Some organizations select data stewards based on the subject area of the business data element (BDE) involved, while others assign the role based on functional area. In either case, the approach can create awkward overlaps, redundancies and gaps, resulting in a lot of needless confusion; what’s more, one can never make the boundaries distinct enough for the individual data steward to be successful. More importantly, neither approach will help the organization find the individuals who actually know the most about a given BDE, or feel the greatest sense of investment in helping to improve its quality.
Instead, we believe that the best way to assign data stewards is to start by building an inventory of data elements — a record of all the hundreds of distinct BDEs as they occur throughout your organization’s information systems. The next step is to implement a process for determining how the data is created, used, and transformed as it moves through the organization (in our experience, facilitated face-to-face meetings work best). Last but not least, you must enrich the data elements and address any anomalies. In the course of this process, the individuals who are best prepared to serve as data stewards for each data element emerge naturally.

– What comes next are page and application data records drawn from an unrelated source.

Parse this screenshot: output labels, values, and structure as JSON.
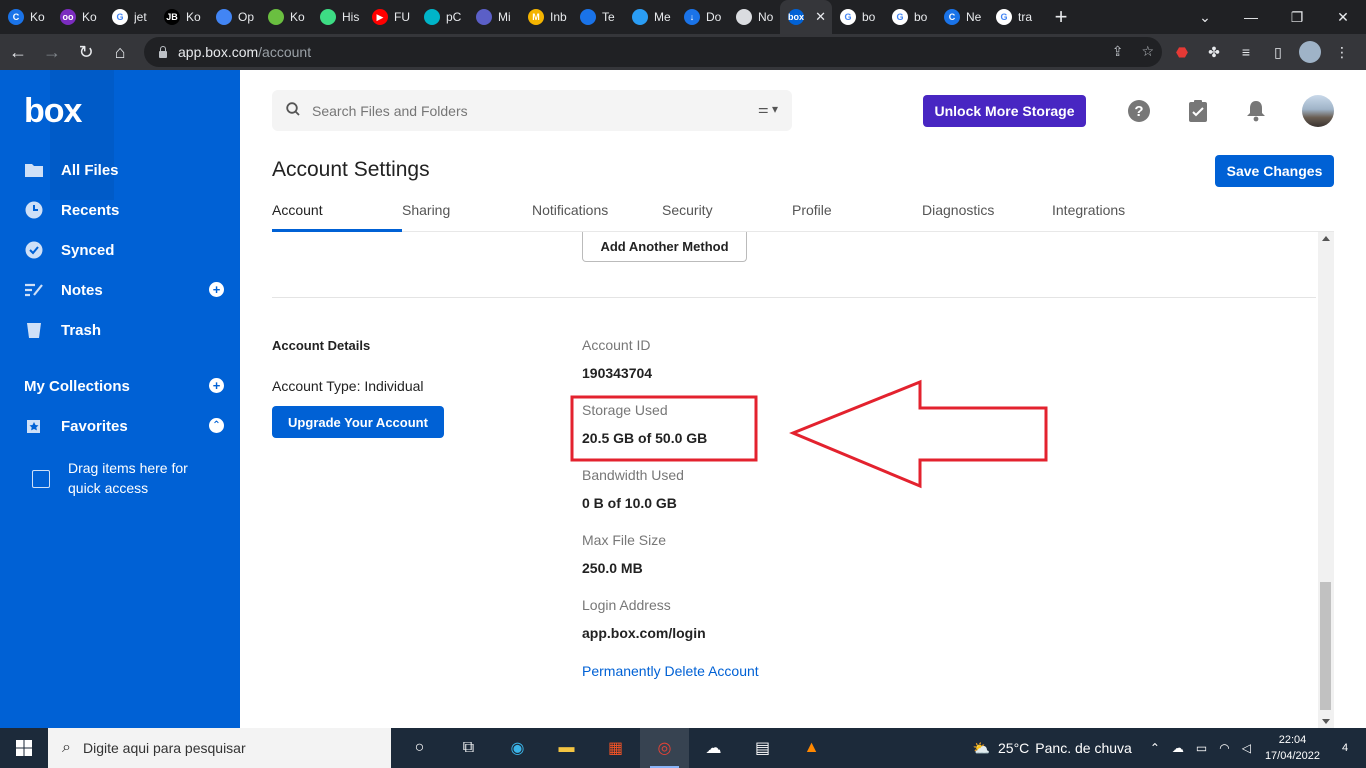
{
  "browser": {
    "tabs": [
      {
        "title": "Ko",
        "color": "#1a73e8",
        "glyph": "C"
      },
      {
        "title": "Ko",
        "color": "#7b2cbf",
        "glyph": "oo"
      },
      {
        "title": "jet",
        "color": "#ffffff",
        "glyph": "G"
      },
      {
        "title": "Ko",
        "color": "#000000",
        "glyph": "JB"
      },
      {
        "title": "Op",
        "color": "#4285f4",
        "glyph": ""
      },
      {
        "title": "Ko",
        "color": "#6abf40",
        "glyph": ""
      },
      {
        "title": "His",
        "color": "#3ddc84",
        "glyph": ""
      },
      {
        "title": "FU",
        "color": "#ff0000",
        "glyph": "▶"
      },
      {
        "title": "pC",
        "color": "#00b4c8",
        "glyph": ""
      },
      {
        "title": "Mi",
        "color": "#5b5fc7",
        "glyph": ""
      },
      {
        "title": "Inb",
        "color": "#f4b400",
        "glyph": "M"
      },
      {
        "title": "Te",
        "color": "#1a73e8",
        "glyph": ""
      },
      {
        "title": "Me",
        "color": "#2a9df4",
        "glyph": ""
      },
      {
        "title": "Do",
        "color": "#1a73e8",
        "glyph": "↓"
      },
      {
        "title": "No",
        "color": "#dadce0",
        "glyph": ""
      },
      {
        "title": "box",
        "color": "#0061d5",
        "glyph": "box",
        "active": true
      },
      {
        "title": "bo",
        "color": "#ffffff",
        "glyph": "G"
      },
      {
        "title": "bo",
        "color": "#ffffff",
        "glyph": "G"
      },
      {
        "title": "Ne",
        "color": "#1a73e8",
        "glyph": "C"
      },
      {
        "title": "tra",
        "color": "#ffffff",
        "glyph": "G"
      }
    ],
    "url_host": "app.box.com",
    "url_path": "/account"
  },
  "sidebar": {
    "logo": "box",
    "items": [
      {
        "label": "All Files",
        "icon": "folder-icon"
      },
      {
        "label": "Recents",
        "icon": "clock-icon"
      },
      {
        "label": "Synced",
        "icon": "check-circle-icon"
      },
      {
        "label": "Notes",
        "icon": "notes-icon"
      },
      {
        "label": "Trash",
        "icon": "trash-icon"
      }
    ],
    "collections_label": "My Collections",
    "favorites_label": "Favorites",
    "drag_hint": "Drag items here for quick access"
  },
  "header": {
    "search_placeholder": "Search Files and Folders",
    "unlock_label": "Unlock More Storage",
    "help_glyph": "?"
  },
  "page": {
    "title": "Account Settings",
    "save_label": "Save Changes",
    "tabs": [
      "Account",
      "Sharing",
      "Notifications",
      "Security",
      "Profile",
      "Diagnostics",
      "Integrations"
    ],
    "add_method_label": "Add Another Method",
    "account_details_title": "Account Details",
    "account_type": "Account Type: Individual",
    "upgrade_label": "Upgrade Your Account",
    "fields": [
      {
        "label": "Account ID",
        "value": "190343704"
      },
      {
        "label": "Storage Used",
        "value": "20.5 GB of 50.0 GB"
      },
      {
        "label": "Bandwidth Used",
        "value": "0 B of 10.0 GB"
      },
      {
        "label": "Max File Size",
        "value": "250.0 MB"
      },
      {
        "label": "Login Address",
        "value": "app.box.com/login"
      }
    ],
    "delete_label": "Permanently Delete Account"
  },
  "annotation": {
    "color": "#e3222e"
  },
  "taskbar": {
    "search_placeholder": "Digite aqui para pesquisar",
    "temperature": "25°C",
    "weather": "Panc. de chuva",
    "time": "22:04",
    "date": "17/04/2022",
    "notifications": "4"
  }
}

This approach requires the organization to methodically examine its data landscape and identify the experts for each given area of data through a rigorous collaboration process — with the goal of extracting knowledge from employees’ minds that contributes to understanding the organization’s data. Typically, organizations want to take a shortcut — assigning the work described above to a group of “named” data stewards and “holding them accountable” to deliver. This approach is ineffective from the outset, as the data stewards will almost certainly not know what to do in order to succeed.

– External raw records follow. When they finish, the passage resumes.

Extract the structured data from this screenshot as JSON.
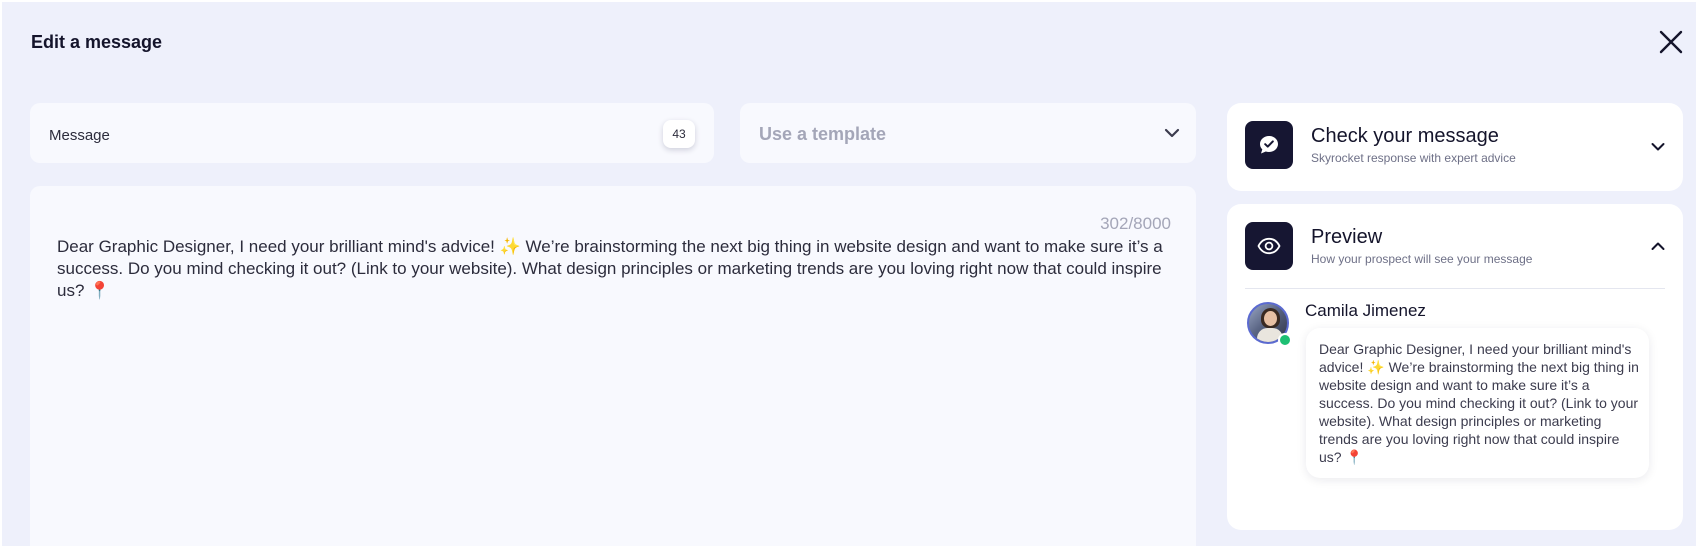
{
  "modal": {
    "title": "Edit a message"
  },
  "form": {
    "message_field_label": "Message",
    "message_count_badge": "43",
    "template_placeholder": "Use a template",
    "char_count": "302/8000",
    "message_text": "Dear Graphic Designer, I need your brilliant mind's advice! ✨ We’re brainstorming the next big thing in website design and want to make sure it’s a success. Do you mind checking it out? (Link to your website). What design principles or marketing trends are you loving right now that could inspire us? 📍"
  },
  "check_card": {
    "title": "Check your message",
    "subtitle": "Skyrocket response with expert advice"
  },
  "preview_card": {
    "title": "Preview",
    "subtitle": "How your prospect will see your message",
    "sender_name": "Camila Jimenez",
    "bubble_text": "Dear Graphic Designer, I need your brilliant mind's advice! ✨ We’re brainstorming the next big thing in website design and want to make sure it’s a success. Do you mind checking it out? (Link to your website). What design principles or marketing trends are you loving right now that could inspire us? 📍"
  },
  "icons": {
    "close": "close-icon",
    "template_dropdown": "chevron-down-icon",
    "check_message": "chat-check-icon",
    "check_toggle": "chevron-down-icon",
    "preview": "eye-icon",
    "preview_toggle": "chevron-up-icon",
    "online_status": "online-status-icon"
  },
  "colors": {
    "background": "#eef0fb",
    "icon_tile": "#161632",
    "online": "#1dbf73",
    "muted_text": "#a4a6b8"
  }
}
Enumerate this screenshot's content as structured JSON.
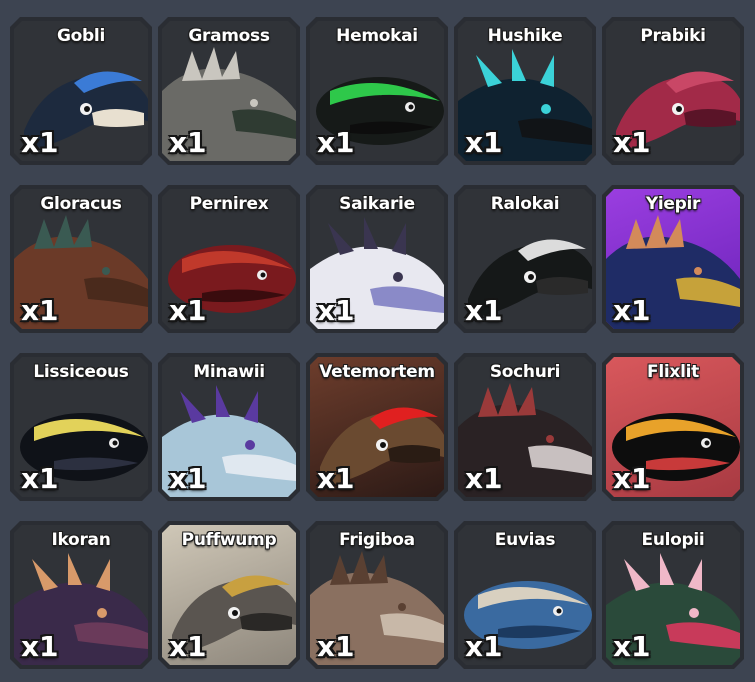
{
  "inventory": {
    "items": [
      {
        "name": "Gobli",
        "count": "x1",
        "colors": [
          "#1d2a3e",
          "#3b7bd6",
          "#e8e0d0"
        ],
        "bg": "dark"
      },
      {
        "name": "Gramoss",
        "count": "x1",
        "colors": [
          "#6a6a66",
          "#c9c6bf",
          "#2f3b32"
        ],
        "bg": "dark"
      },
      {
        "name": "Hemokai",
        "count": "x1",
        "colors": [
          "#161a18",
          "#2ec84a",
          "#0d0d0d"
        ],
        "bg": "dark"
      },
      {
        "name": "Hushike",
        "count": "x1",
        "colors": [
          "#0f2230",
          "#3bd2d8",
          "#111417"
        ],
        "bg": "dark"
      },
      {
        "name": "Prabiki",
        "count": "x1",
        "colors": [
          "#a22a48",
          "#c94766",
          "#5a1428"
        ],
        "bg": "dark"
      },
      {
        "name": "Gloracus",
        "count": "x1",
        "colors": [
          "#6b3a28",
          "#3a5a52",
          "#4a2a1c"
        ],
        "bg": "dark"
      },
      {
        "name": "Pernirex",
        "count": "x1",
        "colors": [
          "#7a1a1e",
          "#c0392b",
          "#3a0c0e"
        ],
        "bg": "dark"
      },
      {
        "name": "Saikarie",
        "count": "x1",
        "colors": [
          "#e8e8f0",
          "#3a3550",
          "#8a8ac8"
        ],
        "bg": "dark"
      },
      {
        "name": "Ralokai",
        "count": "x1",
        "colors": [
          "#151818",
          "#dcdcdc",
          "#2a2a2a"
        ],
        "bg": "dark"
      },
      {
        "name": "Yiepir",
        "count": "x1",
        "colors": [
          "#1f2c66",
          "#d38a5a",
          "#c6a23a"
        ],
        "bg": "purple"
      },
      {
        "name": "Lissiceous",
        "count": "x1",
        "colors": [
          "#0f1218",
          "#e2d25a",
          "#2c3040"
        ],
        "bg": "dark"
      },
      {
        "name": "Minawii",
        "count": "x1",
        "colors": [
          "#a8c6d8",
          "#5a3aa0",
          "#e0e8f0"
        ],
        "bg": "dark"
      },
      {
        "name": "Vetemortem",
        "count": "x1",
        "colors": [
          "#6a4a30",
          "#e02020",
          "#2a1c14"
        ],
        "bg": "brown"
      },
      {
        "name": "Sochuri",
        "count": "x1",
        "colors": [
          "#2a2224",
          "#9a3a3a",
          "#c8c0c0"
        ],
        "bg": "dark"
      },
      {
        "name": "Flixlit",
        "count": "x1",
        "colors": [
          "#0d0d0d",
          "#e8a22a",
          "#c83a3a"
        ],
        "bg": "red"
      },
      {
        "name": "Ikoran",
        "count": "x1",
        "colors": [
          "#3a2a4a",
          "#d89a6a",
          "#6a3a5a"
        ],
        "bg": "dark"
      },
      {
        "name": "Puffwump",
        "count": "x1",
        "colors": [
          "#5a5550",
          "#c8a040",
          "#2a2826"
        ],
        "bg": "tan"
      },
      {
        "name": "Frigiboa",
        "count": "x1",
        "colors": [
          "#8a7060",
          "#5a4032",
          "#c8b8a8"
        ],
        "bg": "dark"
      },
      {
        "name": "Euvias",
        "count": "x1",
        "colors": [
          "#3a6aa0",
          "#d8d0c0",
          "#1c3a60"
        ],
        "bg": "dark"
      },
      {
        "name": "Eulopii",
        "count": "x1",
        "colors": [
          "#2a4a3a",
          "#f0b8c8",
          "#c83a5a"
        ],
        "bg": "dark"
      }
    ]
  }
}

Managing for Effective Data Stewardship
The other part of the equation is how you manage your data stewards. Again, organizations vary widely in how they attempt to do this, but our experience has shown that the most typical approaches are ineffective in helping the organization achieve the desired impact on data quality, and likewise frustrating for the individuals involved.
We have found that the best way to manage data stewards is to establish detailed data quality goals for the specific BDE for which each is accountable. The most meaningful metrics to track are Validity, Conformance, Completeness, Integrity, Accuracy, Timeliness, and Availability (see definitions below).

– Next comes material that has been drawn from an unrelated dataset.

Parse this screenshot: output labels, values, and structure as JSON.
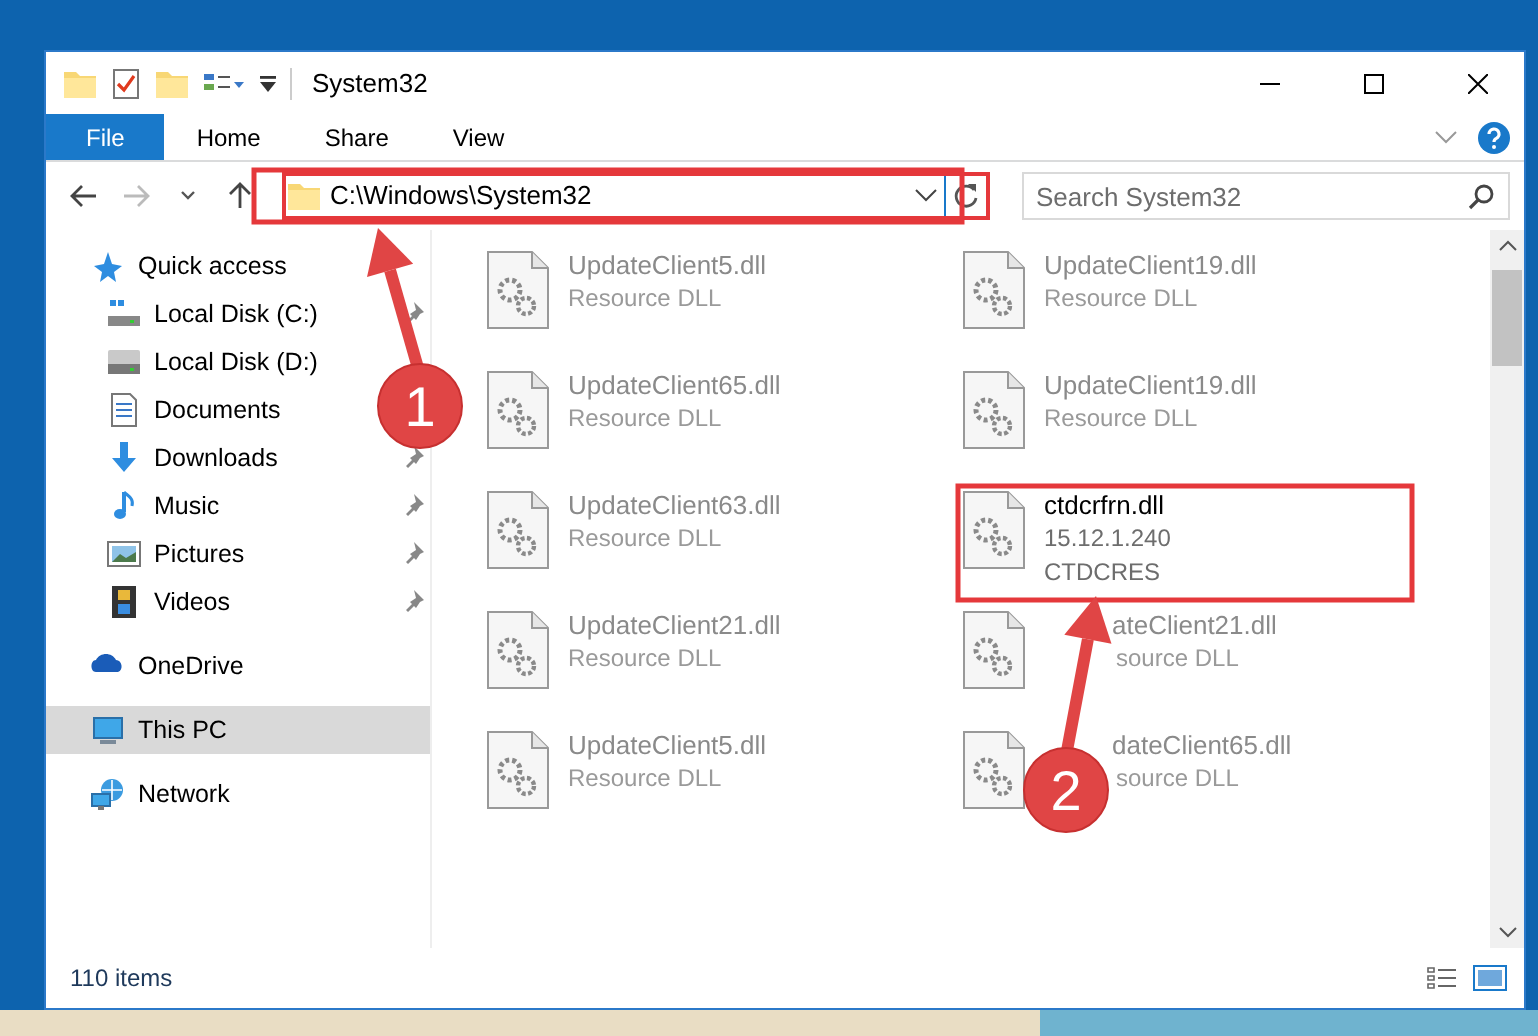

Seven Metrics of Data Quality
Validity — adherence of data values to an existing set of approved values
Conformance — structure of data values with respect to some known standard, expected pattern or shape
Completeness — whether all expected values are present
Integrity — whether data values maintain their identity as they move through or across various tables or systems
Accuracy — whether data values are what they are supposed to be, or what is expected from the data consumer’s perspective
Timeliness — whether data values are received when they need to be by the primary consumer groups associated
Availability — the sentiment of the data community with respect to whether data is easily accessible for the specific types of consumption that they execute
Overall Data Quality Score — the overall health and quality for a given BDE, derived by the aggregation of the seven data quality indicators mentioned above, for all of the BDE’s physical versions
Ideally, an organization should set realistic goals around each of these metrics and then aggregate them for each data steward on a weekly, monthly or quarterly basis. In addition, an overall metaquality score should be calculated that measures how completely the data steward has enriched or supplied metadata to that BDE since the last evaluation. With these two scores, one can derive an overall Data Quality Score, the one metric to which the individual’s bonus should be tied.
This approach allows all parties in the arrangement to know exactly what their goals are, and to make adjustments as needed if results are not where they should be. By getting the right people in the role to begin with, and incentivizing them on clearly-described metrics that are within their control, the organization can get the data quality outcomes it seeks.
Seeing Data in All its Dimensions
The real value of investing in data quality assessment and improvement is that it gives your organization the insights and perspective needed to optimize the value it derives from its data.
It’s one thing to know where each data element resides and how it’s labeled. But it’s an entirely different level of insight to understand all its unique instances, discrepancies in field names, and nuances in how values are presented in it. That’s the level of insight that is so critical to truly improving the quality of data, and the value it delivers to your organization.